That does not diminish the good news that Herbert would even want public recognition of his genuine efforts to welcome, assimilate and boost the hopes and prospects of refugees who are seeking a new life in this land of refugees. Too many members of his Republican Party these days would run and hide from any suggestion that they have not fully capitulated to the practicing xenophobia of their Dear Leader.
Even when politicians manipulate and spin — especially when they manipulate and spin — it matters greatly what image they seek to maintain. It tells us not just what those leaders and would-be leaders think of policy and politics, but what they think of us.
Even running Herbert’s award through the most cynical of filters, it appears that he thinks he gains politically from being seen as a friend of refugees and immigrants. That his long-developed political savvy tells him that he will make more friends than enemies — for himself, his administration, his legacy, his successors and his state — by displaying decency and a lack of fear than by donning the armor of white supremacy that now clothes the temporary occupant of the White House.
Utahns can feel good about the fact that that is the image their governor has of them.
Or maybe there is no spin here at all. Especially as Herbert is not seeking another term in office, and so has the luxury of not caring what anybody thinks, we might even dare to think that this compassion for the huddled masses yearning to breathe free is who he really is. That he would deserve such an award even if those who bestowed it didn’t work for him.
It would be better, of course, if Herbert would more fully reject the whole of the president, who basically has nothing to offer anyone other than a promise to protect white people from somehow being replaced by people who are, well, not so white.
Still. Being a friend to refugees is no small matter these days. And perhaps it is not just Muslims and Africans and Mexicans who can come to Utah and thrive.
Maybe those who might gain the most from Utah’s attitude are real Republicans. Abraham Lincoln and Ronald Reagan Republicans. Folks who welcomed immigrants and refugees and saw the desire of those souls as the strongest evidence that America is great because so many people want to come and live here.
In 1995, a religious scholar and fan of all things Irish by the name of Thomas Cahill published a book titled, “How the Irish Saved Civilization: The Untold Story of Ireland’s Heroic Role From the Fall of Rome to the Rise of Medieval Europe.”
Its thesis, derided by some other historians as vastly oversimplified, is that after the Roman Empire fell, as the continent of Europe was overrun with warring Vikings and Vandals and Visigoths, much of the wisdom of Classical Rome and Greece found refuge in remote Irish monasteries.
There, Catholic monks who had little else to do busied themselves making ornate copies of Homer and Aristotle and Euclid.

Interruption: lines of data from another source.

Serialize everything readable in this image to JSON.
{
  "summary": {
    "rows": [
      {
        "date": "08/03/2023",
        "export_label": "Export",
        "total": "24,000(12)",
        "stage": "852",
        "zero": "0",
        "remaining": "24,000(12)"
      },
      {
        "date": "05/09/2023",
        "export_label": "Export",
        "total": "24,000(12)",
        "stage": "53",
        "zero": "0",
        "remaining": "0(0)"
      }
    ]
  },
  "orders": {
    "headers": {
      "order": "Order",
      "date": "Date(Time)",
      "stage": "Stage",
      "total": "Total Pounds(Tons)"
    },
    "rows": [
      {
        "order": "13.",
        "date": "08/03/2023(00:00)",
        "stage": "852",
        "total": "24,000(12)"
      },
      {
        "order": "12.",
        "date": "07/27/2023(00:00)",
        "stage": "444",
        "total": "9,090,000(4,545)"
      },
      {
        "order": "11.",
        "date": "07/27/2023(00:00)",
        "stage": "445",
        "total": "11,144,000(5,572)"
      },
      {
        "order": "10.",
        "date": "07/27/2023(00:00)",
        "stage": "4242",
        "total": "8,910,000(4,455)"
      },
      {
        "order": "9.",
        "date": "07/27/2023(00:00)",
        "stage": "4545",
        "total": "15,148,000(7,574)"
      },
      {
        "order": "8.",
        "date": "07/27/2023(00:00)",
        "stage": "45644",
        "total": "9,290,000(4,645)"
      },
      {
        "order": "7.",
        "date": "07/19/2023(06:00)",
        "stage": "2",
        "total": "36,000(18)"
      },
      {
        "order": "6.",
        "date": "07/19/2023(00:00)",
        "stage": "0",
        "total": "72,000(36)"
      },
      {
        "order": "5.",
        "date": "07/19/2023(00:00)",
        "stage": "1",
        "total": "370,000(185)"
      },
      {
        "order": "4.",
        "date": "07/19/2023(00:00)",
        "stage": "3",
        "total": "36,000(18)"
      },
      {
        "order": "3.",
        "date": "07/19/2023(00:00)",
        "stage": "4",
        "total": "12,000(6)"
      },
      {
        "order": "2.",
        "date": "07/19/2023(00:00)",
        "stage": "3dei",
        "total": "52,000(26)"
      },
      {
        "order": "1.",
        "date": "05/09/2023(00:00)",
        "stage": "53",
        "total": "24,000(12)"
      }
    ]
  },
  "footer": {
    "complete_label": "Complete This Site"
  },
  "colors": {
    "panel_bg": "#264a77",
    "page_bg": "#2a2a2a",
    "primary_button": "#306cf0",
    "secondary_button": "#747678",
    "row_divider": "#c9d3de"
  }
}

When it all calmed down again in France and Germany and Italy, all that knowledge made its way back to its birthplace and flourished into the Renaissance and beyond.
Also, there is the theory, outlined by Neil deGrasse Tyson in his version of “Cosmos,” that primordial life on earth was barely getting a single-cell cilia-hold on existence when some cataclysm — volcanoes, meteors or some such — basically wiped it all out. Except the upheaval was so violent that a great deal of matter, with attendant life forms, was ejected into space, spun around for some millennia, then, Davie Bowie-like, fell to Earth when the planet had once again become hospitable to such things. Hence, us.

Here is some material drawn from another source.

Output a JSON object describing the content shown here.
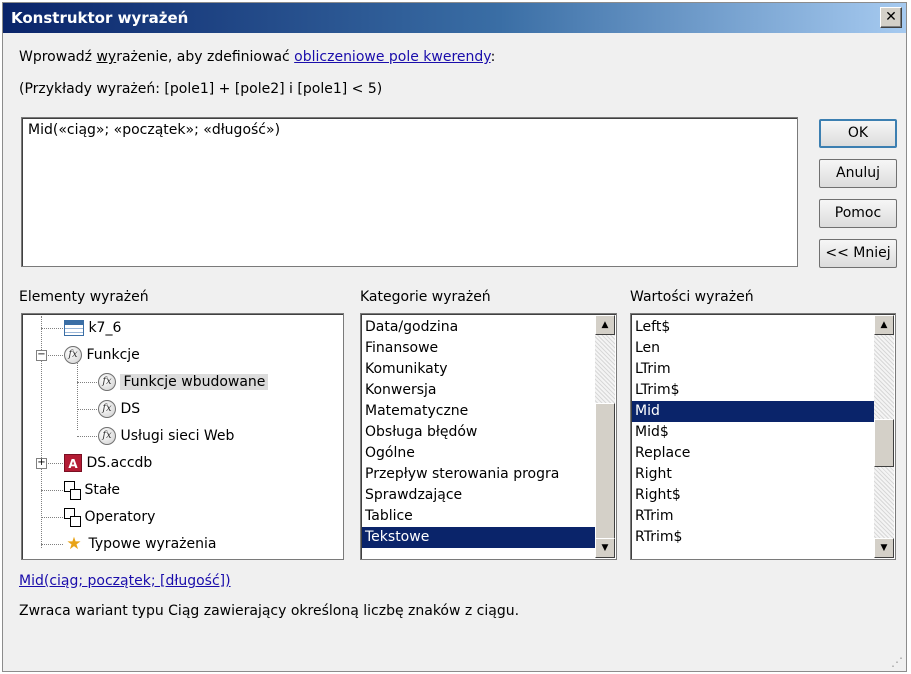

So we have the example Herbert has set.
We have #NeverTrumper Lt. Gov. Spencer Cox first out of the gate in the contest to replace him.
We have Sen. Mitt Romney occasionally working himself into a state of medium dudgeon.

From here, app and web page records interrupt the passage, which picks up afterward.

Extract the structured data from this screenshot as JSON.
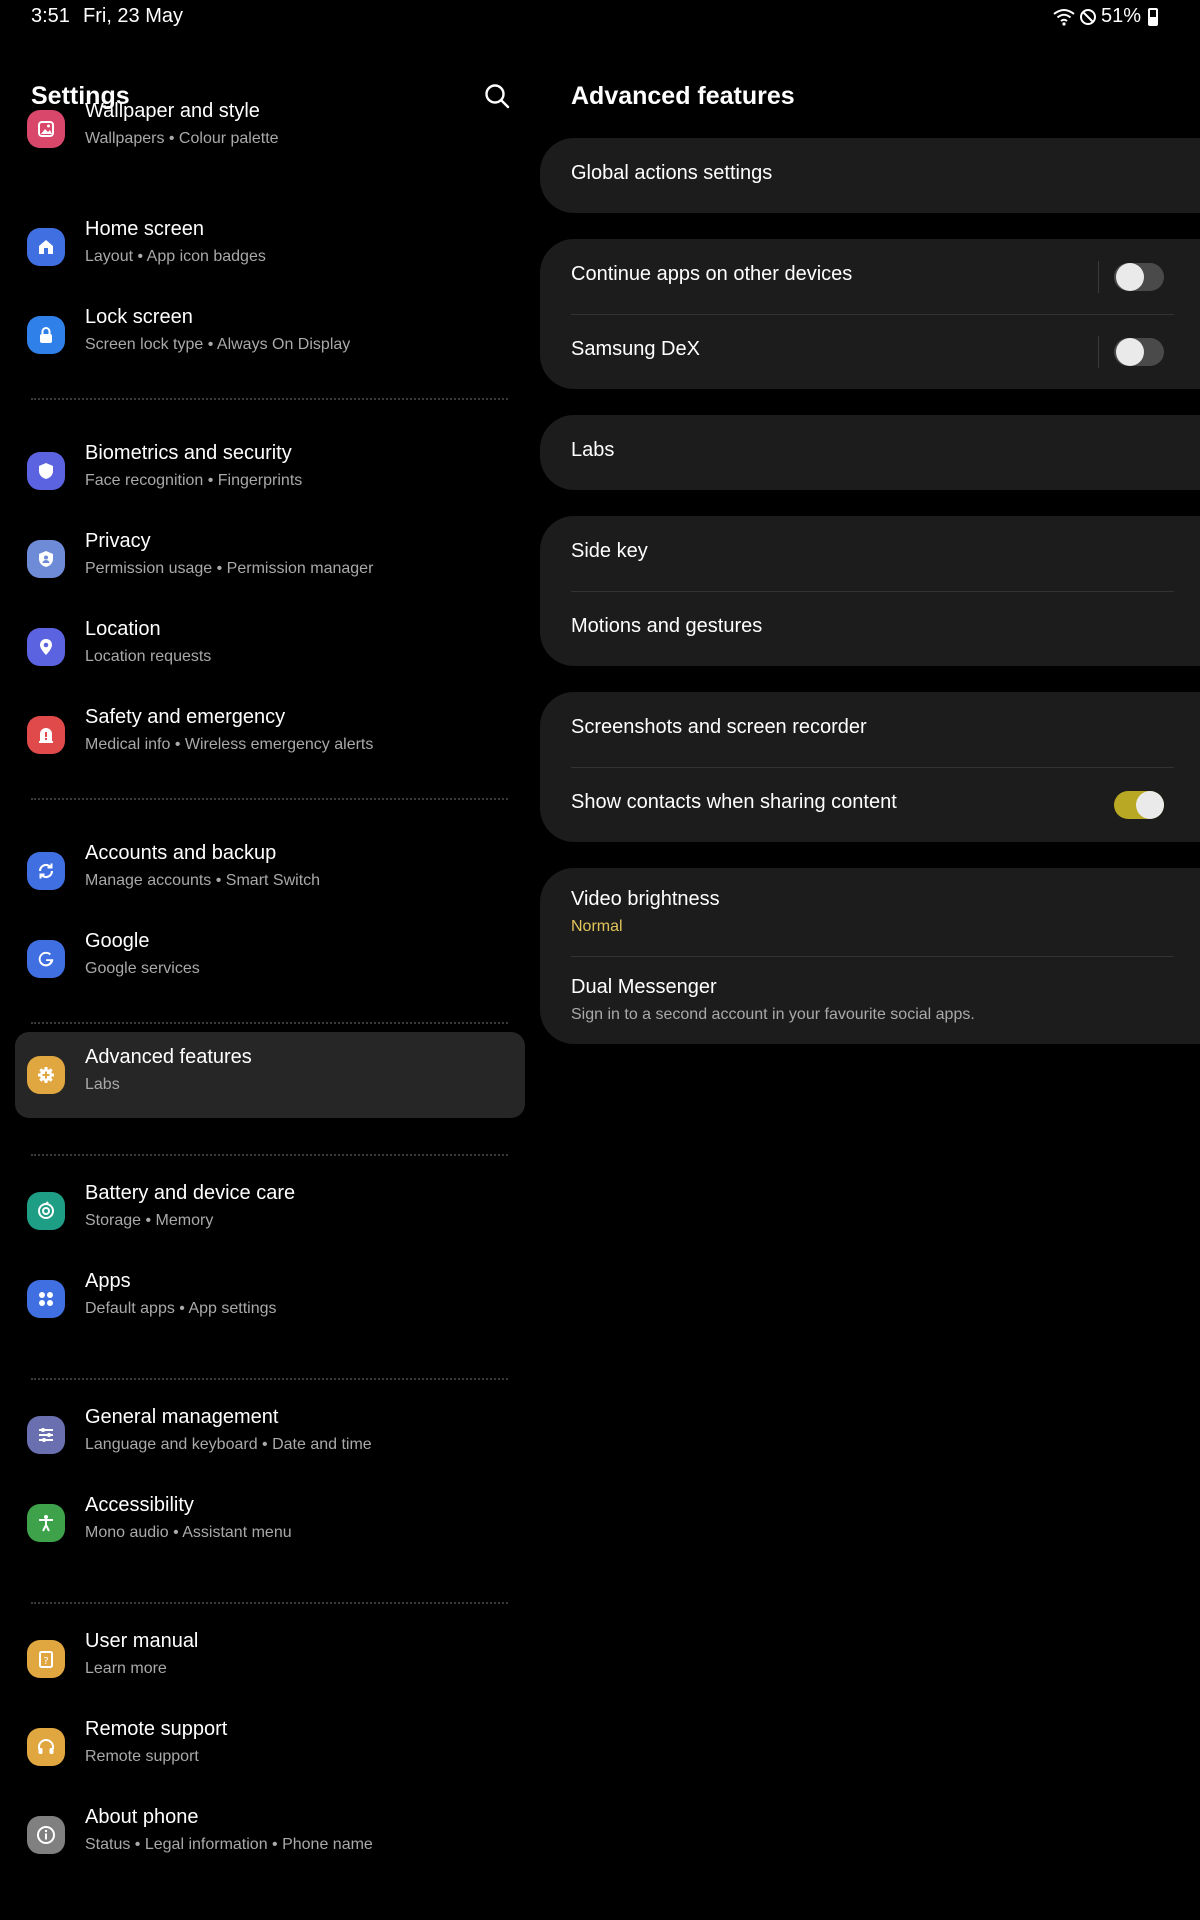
{
  "status": {
    "time": "3:51",
    "date": "Fri, 23 May",
    "battery": "51%",
    "icons": [
      "wifi-icon",
      "do-not-disturb-icon",
      "battery-icon"
    ]
  },
  "left": {
    "title": "Settings",
    "search_icon": "search-icon",
    "items": [
      {
        "title": "Wallpaper and style",
        "sub": "Wallpapers  •  Colour palette",
        "icon": "wallpaper-icon",
        "color": "#d9476b"
      },
      {
        "title": "Home screen",
        "sub": "Layout  •  App icon badges",
        "icon": "home-icon",
        "color": "#3f6fe0"
      },
      {
        "title": "Lock screen",
        "sub": "Screen lock type  •  Always On Display",
        "icon": "lock-icon",
        "color": "#2f80e8"
      },
      {
        "title": "Biometrics and security",
        "sub": "Face recognition  •  Fingerprints",
        "icon": "shield-icon",
        "color": "#5b63e0"
      },
      {
        "title": "Privacy",
        "sub": "Permission usage  •  Permission manager",
        "icon": "privacy-icon",
        "color": "#6e8bd8"
      },
      {
        "title": "Location",
        "sub": "Location requests",
        "icon": "location-pin-icon",
        "color": "#5b63e0"
      },
      {
        "title": "Safety and emergency",
        "sub": "Medical info  •  Wireless emergency alerts",
        "icon": "emergency-icon",
        "color": "#e04a4a"
      },
      {
        "title": "Accounts and backup",
        "sub": "Manage accounts  •  Smart Switch",
        "icon": "sync-icon",
        "color": "#3f6fe0"
      },
      {
        "title": "Google",
        "sub": "Google services",
        "icon": "google-icon",
        "color": "#3f6fe0"
      },
      {
        "title": "Advanced features",
        "sub": "Labs",
        "icon": "gear-plus-icon",
        "color": "#e0a640"
      },
      {
        "title": "Battery and device care",
        "sub": "Storage  •  Memory",
        "icon": "device-care-icon",
        "color": "#1f9e86"
      },
      {
        "title": "Apps",
        "sub": "Default apps  •  App settings",
        "icon": "apps-grid-icon",
        "color": "#3f6fe0"
      },
      {
        "title": "General management",
        "sub": "Language and keyboard  •  Date and time",
        "icon": "sliders-icon",
        "color": "#6a6fb0"
      },
      {
        "title": "Accessibility",
        "sub": "Mono audio  •  Assistant menu",
        "icon": "accessibility-icon",
        "color": "#3da24a"
      },
      {
        "title": "User manual",
        "sub": "Learn more",
        "icon": "manual-icon",
        "color": "#e0a640"
      },
      {
        "title": "Remote support",
        "sub": "Remote support",
        "icon": "headset-icon",
        "color": "#e0a640"
      },
      {
        "title": "About phone",
        "sub": "Status  •  Legal information  •  Phone name",
        "icon": "info-icon",
        "color": "#808080"
      }
    ]
  },
  "right": {
    "title": "Advanced features",
    "global_actions": "Global actions settings",
    "continue_apps": "Continue apps on other devices",
    "continue_apps_on": false,
    "samsung_dex": "Samsung DeX",
    "samsung_dex_on": false,
    "labs": "Labs",
    "side_key": "Side key",
    "motions": "Motions and gestures",
    "screenshots": "Screenshots and screen recorder",
    "show_contacts": "Show contacts when sharing content",
    "show_contacts_on": true,
    "video_brightness": "Video brightness",
    "video_brightness_value": "Normal",
    "dual_messenger": "Dual Messenger",
    "dual_messenger_sub": "Sign in to a second account in your favourite social apps."
  }
}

We have former Rep. Jason Chaffetz deciding his hitch on White Supremacist TV might not endear him to most Utahns were he to run for governor. (Not to mention the huge pay cut he’d have to take.)
Which means there might be some slim hope that real Republicanism — not the rot that has set in at the top of the party, in Congress and in right-wing media — might hide out in Utah until the coast is clear and the rest of the nation is ready to welcome it back.
OK. I’m grasping at straws here. But, if Cahill and Tyson are right, we’ve come back from much worse.